I remember the feeling well in my own undocumented days, and the hope that something would change for the better the following year. My heart goes out to you.  Hang in there, perhaps in 2019.

Anthony Bourdain

Like many I was saddened by the death of Anthony Bourdain. He was the real deal in a medium full of botoxed puppets who spin their seven-minute slots of scripted talking points in between interminable ads.

Right from the start I felt I knew him from somewhere, but such things happen for as Joan Rivers once wisely proclaimed, “After 50 everything rings a bell.”

On reading his obituary I thought I’d found the answer: he had been chef at Les Halles, one of my favorite restaurants, mere crawling distance from Rocky Sullivan’s and Paddy Reilly’s. 

And so I figured he was one of those gregarious lords of the kitchen who descend on your table soliciting compliments, usually while your mouth is full.

But when I watched his final CNN show devoted to the Lower East Side the penny dropped.

It was nothing spectacular - he was just another face in the crowded mad scene of the early ‘80’s down around Avenues A and B. 

I never spoke to him but I saw him often enough, usually standing in the center of a crowd, his charismatic face lit up with laughter and booze, the center of attention in a scene of many stars. 

But there was another recurring memory of him – solitary and hunched over his drink, often picking at a small plate of food.

Did you ever notice that some people habitually gravitate to the same part of whatever bar they find themselves – Anthony’s was down near the service station where he could banter with the bartender and waitresses when the mood hit him.

When he talked about his heroin use in that last show, pieces of his puzzle fell into place. Many hard drug users are dual characters, extroverts dominating the conversation, but more often than not loners wearing almost visible “don’t mess with me” psychic armor to keep the world at bay.

His Lower East Side CNN show rocked me back on my heels. I had blacked out so much of the scene, partly because I spun off into a different universe when Black 47 took off; I moved away from Avenue B and a world I’d long been a part of.

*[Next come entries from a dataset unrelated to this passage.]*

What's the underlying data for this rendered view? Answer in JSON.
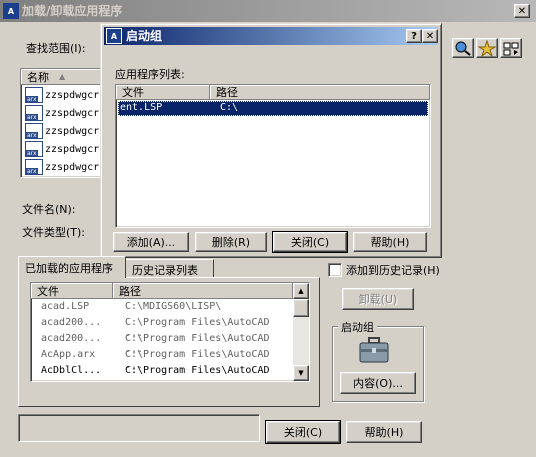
{
  "main": {
    "title": "加载/卸载应用程序",
    "app_icon": "autocad-icon",
    "close_glyph": "✕",
    "lookin_label": "查找范围(I):",
    "list_header": "名称",
    "files": [
      "zzspdwgcr",
      "zzspdwgcr",
      "zzspdwgcr",
      "zzspdwgcr",
      "zzspdwgcr"
    ],
    "filename_label": "文件名(N):",
    "filetype_label": "文件类型(T):",
    "tabs": [
      "已加载的应用程序",
      "历史记录列表"
    ],
    "add_to_history": "添加到历史记录(H)",
    "loaded_headers": [
      "文件",
      "路径"
    ],
    "loaded": [
      {
        "file": "acad.LSP",
        "path": "C:\\MDIGS60\\LISP\\"
      },
      {
        "file": "acad200...",
        "path": "C:\\Program Files\\AutoCAD ..."
      },
      {
        "file": "acad200...",
        "path": "C:\\Program Files\\AutoCAD ..."
      },
      {
        "file": "AcApp.arx",
        "path": "C:\\Program Files\\AutoCAD ..."
      },
      {
        "file": "AcDblCl...",
        "path": "C:\\Program Files\\AutoCAD ..."
      }
    ],
    "unload": "卸载(U)",
    "startup_group": "启动组",
    "contents": "内容(O)...",
    "close": "关闭(C)",
    "help": "帮助(H)"
  },
  "startup": {
    "title": "启动组",
    "help_glyph": "?",
    "close_glyph": "✕",
    "list_label": "应用程序列表:",
    "headers": [
      "文件",
      "路径"
    ],
    "rows": [
      {
        "file": "ent.LSP",
        "path": "C:\\"
      }
    ],
    "add": "添加(A)...",
    "remove": "删除(R)",
    "close": "关闭(C)",
    "help": "帮助(H)"
  },
  "colors": {
    "title_active": "#0a246a",
    "title_inactive": "#808080",
    "selection": "#0a246a"
  }
}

Bourdain kept posing the same question to Debbie Harry, Jim Jarmusch, John Lurie and Lydia Lunch among others, “Was the scene on the Lower East Side really that special?”

In typical LES cool, each of the interviewees made a point of stating that “it was just a phase, life goes on, I’m still creative,” with the unspoken plea, “you should see what I’m doing now!”

And they’re right. No matter what you’ve achieved in the creative world, you’re only as good as your new song, novel, painting or film. 

Perhaps, the most grounded of his interviewees, the eternally creative John Lurie put it best. “I’m just glad I survived the excesses of the times and am still working.”

But there was something beyond special about the Lower East Side in those years - just think of Hilly Crystal’s CBGB’s! What a place – what a guy, so understated and matter of fact – but would there have been an international Punk scene without him?

Hilly’s own musical taste ran to Country and Bluegrass, and yet his club spawned a musical movement that rocked the world and changed the aesthetic of popular music. 

I saw The Ramones, Talking Heads, Blondie, and the amazing Television emerge from CB’s miasma of mediocrity, for Hilly gave everyone and his mother a shot – including me!

But Lower East Side music was also the background track to a wonderful DIY kaleidoscope of poets, painters, choreographers, novelists, dreamers & cultural revolutionaries that you collided with in the bars, clubs, galleries and parties that seemed to go round the clock.

Craziness too – I once got a lovely kiss from Debbie Harry who upon hearing my accent mistook me for a Boomtown Rat.  Ah well, mistaken identity it may have been but she was our Marilyn and I still treasure the moment.

Yeah, Mr. Bourdain, your suspicions were right – those years in Alphabet City were amazing. They didn’t last. Nothing does. But thanks for the CNN memories and that tunnel back to a spiky past when everything seemed possible.